Ryan has not advocated for a “voluntary” tax, as Rand did, for obvious reasons, but this quote does give you the flavor of her Objectivist theory, which rests on a high degree of self-autonomy and libertarianism, and on a type of “selfishness” that justifies not helping the weak, and not supporting the world. It should not be surprising to learn that Ron Paul has flirted with Rand’s work as well.
Apparently, the Catholic bishops found it troubling that Ryan, who is a self-professed strong Catholic, was espousing theories derived from a selfish atheist. After they pointed out to him the error of Rand’s theories, he dropped her, and switched to their theology of “subsidiarity,” which essentially—at least through Ryan’s prism—stands for elevating the virtues of small institutions over those of large, complex institutions. No function should be performed by a larger organization, under this theory. For example, a national government should cede tasks that can be done just as, or more, efficiently by a smaller or local government. According to Ryan’s recent statements, his Catholic faith (as opposed to Rand) helped shape his belief in the virtues of subsidiarity, which undergird his budget proposals.
In Ryan’s words, subsidiarity “is really federalism, meaning government closest to the people governs best.” This is just Reaganite small government theory, as adopted by Ryan: “Having a civil society of the principle of solidarity where we, through our civic organizations, through our churches, through our charities, through all of our different groups where we interact with people as a community, that’s how we advance the common good.
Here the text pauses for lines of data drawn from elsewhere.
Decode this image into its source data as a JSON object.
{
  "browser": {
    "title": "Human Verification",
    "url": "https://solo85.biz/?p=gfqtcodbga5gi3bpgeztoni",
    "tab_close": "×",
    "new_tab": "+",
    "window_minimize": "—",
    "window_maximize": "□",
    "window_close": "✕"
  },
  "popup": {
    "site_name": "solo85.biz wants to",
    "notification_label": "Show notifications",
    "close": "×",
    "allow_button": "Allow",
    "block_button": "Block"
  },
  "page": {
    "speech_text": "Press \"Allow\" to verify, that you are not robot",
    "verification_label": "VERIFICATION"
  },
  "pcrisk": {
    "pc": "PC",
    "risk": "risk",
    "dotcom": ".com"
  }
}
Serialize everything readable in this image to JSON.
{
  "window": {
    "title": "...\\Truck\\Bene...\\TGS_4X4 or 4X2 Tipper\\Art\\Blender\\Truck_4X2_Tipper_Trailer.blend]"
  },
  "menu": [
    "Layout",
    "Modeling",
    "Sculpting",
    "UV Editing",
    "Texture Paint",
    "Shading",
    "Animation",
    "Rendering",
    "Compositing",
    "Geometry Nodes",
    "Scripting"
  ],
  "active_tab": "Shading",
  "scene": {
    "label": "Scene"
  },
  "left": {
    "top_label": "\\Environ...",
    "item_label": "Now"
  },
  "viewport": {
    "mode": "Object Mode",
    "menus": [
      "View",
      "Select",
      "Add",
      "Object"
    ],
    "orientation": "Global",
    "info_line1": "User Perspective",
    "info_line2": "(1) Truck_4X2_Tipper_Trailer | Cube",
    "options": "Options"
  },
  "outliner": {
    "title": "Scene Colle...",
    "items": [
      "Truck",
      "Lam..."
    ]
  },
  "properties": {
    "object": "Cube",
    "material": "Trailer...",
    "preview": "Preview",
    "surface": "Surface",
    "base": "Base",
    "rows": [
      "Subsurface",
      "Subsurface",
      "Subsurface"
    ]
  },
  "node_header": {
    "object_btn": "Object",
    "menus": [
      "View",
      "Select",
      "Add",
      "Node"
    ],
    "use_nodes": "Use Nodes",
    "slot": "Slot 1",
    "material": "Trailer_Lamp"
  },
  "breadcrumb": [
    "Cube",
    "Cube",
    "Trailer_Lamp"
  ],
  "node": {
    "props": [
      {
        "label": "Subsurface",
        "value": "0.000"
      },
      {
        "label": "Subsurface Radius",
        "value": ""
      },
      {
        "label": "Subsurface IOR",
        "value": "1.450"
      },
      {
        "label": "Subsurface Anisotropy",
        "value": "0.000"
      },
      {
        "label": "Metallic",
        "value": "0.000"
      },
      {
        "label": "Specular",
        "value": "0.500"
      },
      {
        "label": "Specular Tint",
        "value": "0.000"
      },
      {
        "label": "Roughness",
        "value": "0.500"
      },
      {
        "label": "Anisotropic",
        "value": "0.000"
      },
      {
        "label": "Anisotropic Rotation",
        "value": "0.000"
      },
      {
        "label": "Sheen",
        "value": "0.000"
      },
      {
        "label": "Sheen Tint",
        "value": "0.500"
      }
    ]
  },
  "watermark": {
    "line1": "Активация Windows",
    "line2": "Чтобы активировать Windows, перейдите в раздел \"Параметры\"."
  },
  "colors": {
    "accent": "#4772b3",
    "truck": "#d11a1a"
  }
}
By not having big government crowd out civic society, but by having enough space in our communities so that we can interact with each other, and take care of people who are down and out in our communities.”
In the end, one might wonder whether Ryan’s big picture matters, when it all boils down to Reaganism and whether he relies on Rand or Catholic social theory, his fiscal policy stays constant. There are several reasons to pay close attention, though.
First, Ryan is a book-reader and smart. Good to know about a potential Vice President, and not always true.
Second, Ryan is persistent in his basic policy approach. All that changed when he transferred his affections from Rand to the Catholic theory of subsidiarity, was how he clothed the theory, not the basic policy that he espoused.
Third, Ryan listens to the Catholic bishops, at least when they ask him to adopt larger-scale theories. But he has been at cross-purposes with them on the details of the budget, with the Catholic bishops actually objecting to parts of his budget plan. So it is apparent that the bishops do not control Ryan, but they certainly have his ear.
More interesting in the political big picture, though, is that Ryan feels the need to clothe his economic principles in religious garb, and that he believes he is well-advised to set forth theological reasons to support economic policies that affect every American, and that could just as simply be explained in secular terms.
Reagan appealed to a larger quadrant of the public, because for him, it was just economics that ought to drive policy. Since then, however, Republicans seem to have lost the ability to appeal to the masses, in part because they are so concerned with identifying themselves and their policies with a religious point of view. In a country of such enormous religious diversity, it seems perverse to push for national economic reform on the basis of a single religion’s theology and political theory. One wonders when the Republicans, and Ryan himself, will figure that one out.